It is what Chef David calls the days and moments leading up to our road trips, which we anticipate eagerly all year, and embrace giddily in spite of all the feverish preparations before liftoff. Crunch time has arrived, and entails not only planning the so-called ‘capsule’ wardrobe one takes on a trip, and unearthing the … Continue reading Journal Entry: Travel Crunch Time
A few days ago something or other I saw on the telly prompted me to hop onto the web and find out who’s living in my erstwhile home in Tennessee now—whether it’s the same people who bought it at auction in 2012, mere moments before the bank would’ve foreclosed on it, as it turns out. … Continue reading A Christmas Story: Holidays Are Hard
And the days grow notably shorter. It had to happen eventually, I suppose. But the poison parsnip is dead, and good riddance to it. “I don’t suppose your leaves have started turning yet,” mused my dad at the other end of a cell phone connection about a week ago. “No,” I said, “but just last … Continue reading Journal Entry: The Earth Grows Restless and Begins to Shift
Scarcely a ten-minute car ride from the bustle of our neighborhood lies one of southwestern Vermont’s best kept secrets, the Mile-Around Woods. It is a vast property once held by private landowners but now preserved by a conservation group and open to the public. Altogether, Mile-Around consists of a circular carriage road dating to the … Continue reading Sunday Photo Essay: Mile-Around Woods Unleashed
You're getting too big for your britches. —Mom And so it goes with Scout-the-Lab-ish, who snapped at David-the-Chef a few nights ago, after David got up in the middle of the night and returned to bed and found a dog where there had been a chef-sized space only moments earlier. David attempted to gently scooch … Continue reading Dog Story: The Quiet Intelligence of a Little Lab-ish
Cool air washed clean by the rain that came before it makes the deer flies retreat: that’s my story and I’m stickin’ to it. There was only steam yesterday, July 1st of 2017. Frontal boundaries on the afternoon horizon stood in stark contrast against menacing, billowy black storm clouds floating above them and clearer skies … Continue reading Deer Flies and Summer Storms: First Day in July

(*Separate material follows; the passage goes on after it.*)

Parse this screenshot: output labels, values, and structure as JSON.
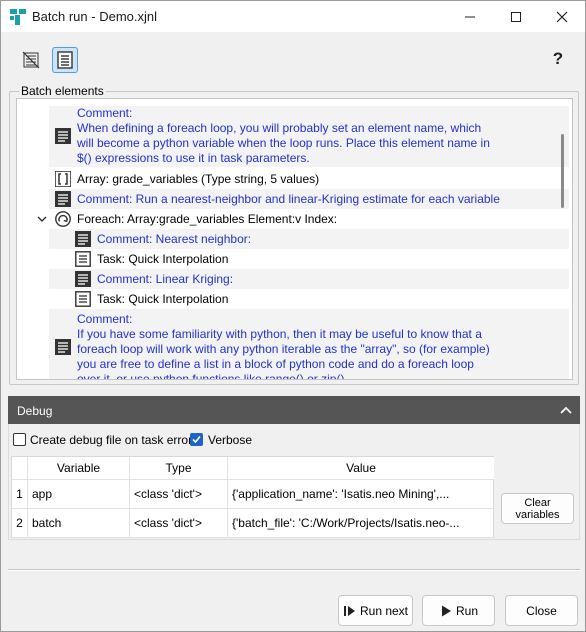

I once had a dog who destroyed the back seat of my brand new car in under ten minutes, reducing it to softball-size pieces of upholstery foam; a friend was with me and the two of us had darted inside the grocery for a moment. The dog, a beautiful Siberian Husky gal named Chaika, was … Continue reading Licking Our Wounds: Hindsight, You Win.
In 1999 the Portuguese virtuosa Maria Joao Pires famously sat at the piano with the Royal Concertgebouw Orchestra of Amsterdam, conductor Riccardo Chailly at the podium, awaiting the first bar of the piano concerto she expected to play for this lunchtime concert. Imagine her surprise when the orchestra began playing a different piece of music—the Mozart Piano Concerto No. 20 in D minor—instead … Continue reading Tail of the Dog, in Which Warden Prepares to Play the Wrong Piano Concerto
No, really. It was. Friday was a grey day, Friday afternoon brought wave after wave of gully washers to Southern Vermont and New Hampshire, and Friday night the heavens opened up and Zeus hurled mighty lightning bolts down upon us. Prediction: Handsome Chef Boyfriend will look over the top of his glasses when he reads … Continue reading It Was a Dark and Stormy Night.
There has been a German Shepherd-shaped hole in my heart since I lost my beloved Clarence-the-Canine to Degenerative Myelopathy in January of 2014; the intervening years have marked the longest dogless period in my adult life. Yesterday Handsome Chef Boyrfriend and I attended the annual pilgrimage at the New Skete monastery in nearby Cambridge, NY. The monks … Continue reading Sunday Photo Essay: New Skete Monastery, Spiritual Connections